Problem details: The expected output is the full data, repeated exactly, without pictures.

App and web page records:

____

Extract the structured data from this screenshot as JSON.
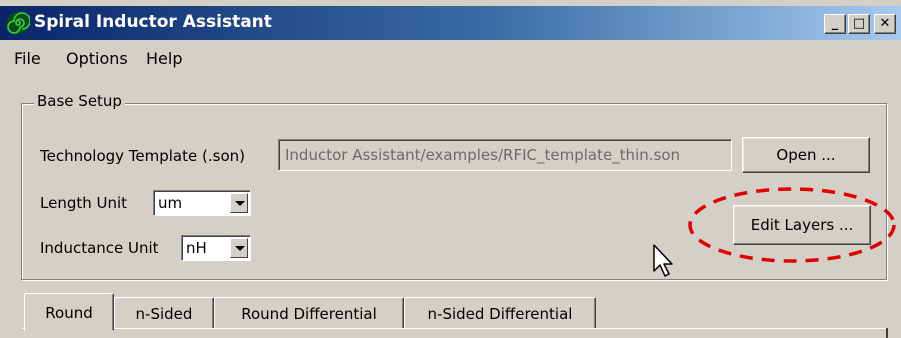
{
  "window": {
    "title": "Spiral Inductor Assistant",
    "icon": "spiral-inductor-icon",
    "controls": {
      "minimize": "_",
      "maximize": "□",
      "close": "✕"
    }
  },
  "menu": {
    "items": [
      "File",
      "Options",
      "Help"
    ]
  },
  "base_setup": {
    "group_title": "Base Setup",
    "technology_template": {
      "label": "Technology Template (.son)",
      "value": "Inductor Assistant/examples/RFIC_template_thin.son"
    },
    "open_button": "Open ...",
    "length_unit": {
      "label": "Length Unit",
      "value": "um"
    },
    "inductance_unit": {
      "label": "Inductance Unit",
      "value": "nH"
    },
    "edit_layers_button": "Edit Layers ..."
  },
  "tabs": [
    {
      "label": "Round",
      "active": true
    },
    {
      "label": "n-Sided",
      "active": false
    },
    {
      "label": "Round Differential",
      "active": false
    },
    {
      "label": "n-Sided Differential",
      "active": false
    }
  ],
  "colors": {
    "titlebar_start": "#0a246a",
    "titlebar_end": "#a6caf0",
    "window_bg": "#d4d0c8",
    "annotation": "#e00000"
  },
  "annotation": {
    "shape": "dashed-ellipse",
    "target": "edit-layers-button"
  }
}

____

Exercise response:
Extract the structured data from this screenshot as JSON.
{
  "window": {
    "title": "Spiral Inductor Assistant",
    "icon": "spiral-inductor-icon",
    "controls": {
      "minimize": "_",
      "maximize": "□",
      "close": "✕"
    }
  },
  "menu": {
    "items": [
      "File",
      "Options",
      "Help"
    ]
  },
  "base_setup": {
    "group_title": "Base Setup",
    "technology_template": {
      "label": "Technology Template (.son)",
      "value": "Inductor Assistant/examples/RFIC_template_thin.son"
    },
    "open_button": "Open ...",
    "length_unit": {
      "label": "Length Unit",
      "value": "um"
    },
    "inductance_unit": {
      "label": "Inductance Unit",
      "value": "nH"
    },
    "edit_layers_button": "Edit Layers ..."
  },
  "tabs": [
    {
      "label": "Round",
      "active": true
    },
    {
      "label": "n-Sided",
      "active": false
    },
    {
      "label": "Round Differential",
      "active": false
    },
    {
      "label": "n-Sided Differential",
      "active": false
    }
  ],
  "colors": {
    "titlebar_start": "#0a246a",
    "titlebar_end": "#a6caf0",
    "window_bg": "#d4d0c8",
    "annotation": "#e00000"
  },
  "annotation": {
    "shape": "dashed-ellipse",
    "target": "edit-layers-button"
  }
}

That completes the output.